An atomy is a tiny part of something, a minute particle, and theoretical physicists once believed it was the smallest unit of the known universe: a dense, central, positively charged nucleus circled by electrons whirling round and round in ecstatic orbit. Complete within itself, the atomy was deemed irreducible and indivisible except in constrained processes of removal, transfer or the exchange of component electrons. Current thinking is that much smaller quarks are the fundamental elements of creation, and those of which atomies, atoms and other tiny wonders are composed come in six eccentric flavors: up, down, charm, strange, bottom and top.
Awakening this morning to gray skies, I thought about the atomies and small worlds outside the windows. Rain on the roof was beating staccato time without reference to meter or metronome, and a puckish wind capered in the eaves, ruffling new foliage in the garden like tangy decks of playing cards. Drifting fog wrapped the old trees, rooflines and chimneys in the village.
Rain spattering early tulips and tiny leaves, dappling grasses in the hedgerow - each and every coin of wetness out there is an atomy, a minute world teeming with vibrant life. There's a whole magical universe looking up and smiling at this ungainly creature bent over in wonder with her camera in hand and a notebook in her pocket.

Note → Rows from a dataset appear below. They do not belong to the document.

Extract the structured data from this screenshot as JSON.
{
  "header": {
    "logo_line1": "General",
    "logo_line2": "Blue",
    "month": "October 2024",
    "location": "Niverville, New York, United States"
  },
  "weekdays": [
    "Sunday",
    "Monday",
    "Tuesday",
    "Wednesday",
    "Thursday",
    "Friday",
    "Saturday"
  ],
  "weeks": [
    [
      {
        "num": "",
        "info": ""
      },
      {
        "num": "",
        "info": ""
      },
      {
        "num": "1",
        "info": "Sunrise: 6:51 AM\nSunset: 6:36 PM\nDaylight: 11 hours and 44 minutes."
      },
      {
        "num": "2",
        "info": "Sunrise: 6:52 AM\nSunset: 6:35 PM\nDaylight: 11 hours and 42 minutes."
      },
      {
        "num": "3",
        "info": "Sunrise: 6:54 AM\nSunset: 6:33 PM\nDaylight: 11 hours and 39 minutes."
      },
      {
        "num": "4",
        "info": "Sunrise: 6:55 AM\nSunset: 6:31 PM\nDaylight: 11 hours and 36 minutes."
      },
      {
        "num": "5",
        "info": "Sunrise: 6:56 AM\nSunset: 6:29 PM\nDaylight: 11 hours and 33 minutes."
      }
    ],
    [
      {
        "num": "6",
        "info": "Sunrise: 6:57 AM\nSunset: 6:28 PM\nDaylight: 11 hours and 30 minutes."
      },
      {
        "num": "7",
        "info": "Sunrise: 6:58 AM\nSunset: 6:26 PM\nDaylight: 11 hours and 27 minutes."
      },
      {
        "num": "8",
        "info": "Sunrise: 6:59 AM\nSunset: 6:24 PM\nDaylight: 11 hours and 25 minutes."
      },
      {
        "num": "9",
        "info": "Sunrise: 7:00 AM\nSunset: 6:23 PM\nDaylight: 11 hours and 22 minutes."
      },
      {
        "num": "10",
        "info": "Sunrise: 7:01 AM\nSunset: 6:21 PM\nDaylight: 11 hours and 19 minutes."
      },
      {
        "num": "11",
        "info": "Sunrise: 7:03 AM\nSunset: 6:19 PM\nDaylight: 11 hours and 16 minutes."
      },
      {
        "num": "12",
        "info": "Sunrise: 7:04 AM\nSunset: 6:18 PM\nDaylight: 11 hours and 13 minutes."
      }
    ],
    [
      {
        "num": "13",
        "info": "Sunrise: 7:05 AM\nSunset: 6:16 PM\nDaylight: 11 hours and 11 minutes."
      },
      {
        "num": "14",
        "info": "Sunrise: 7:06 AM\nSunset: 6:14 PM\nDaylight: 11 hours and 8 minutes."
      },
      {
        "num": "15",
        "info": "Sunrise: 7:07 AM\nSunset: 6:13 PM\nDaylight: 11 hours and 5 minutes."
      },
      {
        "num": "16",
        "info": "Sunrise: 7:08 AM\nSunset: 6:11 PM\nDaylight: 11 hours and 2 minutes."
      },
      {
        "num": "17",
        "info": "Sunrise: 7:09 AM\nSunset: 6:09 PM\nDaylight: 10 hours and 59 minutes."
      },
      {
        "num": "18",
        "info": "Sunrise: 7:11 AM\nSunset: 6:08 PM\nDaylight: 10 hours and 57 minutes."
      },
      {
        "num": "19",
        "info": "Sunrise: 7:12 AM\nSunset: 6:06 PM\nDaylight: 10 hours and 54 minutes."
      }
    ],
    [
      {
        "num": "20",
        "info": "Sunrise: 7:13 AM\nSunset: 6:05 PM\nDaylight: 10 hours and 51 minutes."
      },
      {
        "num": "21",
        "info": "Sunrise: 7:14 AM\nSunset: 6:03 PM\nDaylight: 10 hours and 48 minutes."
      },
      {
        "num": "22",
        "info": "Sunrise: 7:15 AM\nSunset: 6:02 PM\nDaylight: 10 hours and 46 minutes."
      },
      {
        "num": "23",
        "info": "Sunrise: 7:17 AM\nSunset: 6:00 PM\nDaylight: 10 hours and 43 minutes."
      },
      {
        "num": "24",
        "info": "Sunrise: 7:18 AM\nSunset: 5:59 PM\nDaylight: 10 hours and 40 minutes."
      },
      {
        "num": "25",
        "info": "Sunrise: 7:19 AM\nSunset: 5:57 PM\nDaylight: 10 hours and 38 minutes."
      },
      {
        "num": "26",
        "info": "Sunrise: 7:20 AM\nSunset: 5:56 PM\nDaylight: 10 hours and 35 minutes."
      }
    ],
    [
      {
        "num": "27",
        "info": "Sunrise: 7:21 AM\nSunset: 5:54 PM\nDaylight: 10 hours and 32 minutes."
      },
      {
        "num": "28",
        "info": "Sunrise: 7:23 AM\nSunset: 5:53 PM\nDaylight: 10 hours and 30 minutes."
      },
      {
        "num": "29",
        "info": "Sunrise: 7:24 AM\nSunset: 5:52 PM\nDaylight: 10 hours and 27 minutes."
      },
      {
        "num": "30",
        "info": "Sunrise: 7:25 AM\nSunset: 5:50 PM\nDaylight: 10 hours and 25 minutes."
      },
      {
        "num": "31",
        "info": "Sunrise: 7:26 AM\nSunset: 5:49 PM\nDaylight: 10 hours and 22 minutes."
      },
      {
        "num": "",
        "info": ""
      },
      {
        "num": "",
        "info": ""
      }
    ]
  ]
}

My fingers are too stiff to hold a brush most mornings, but the lens is teaching me how to look at the world in new ways, and that is a fine old thing.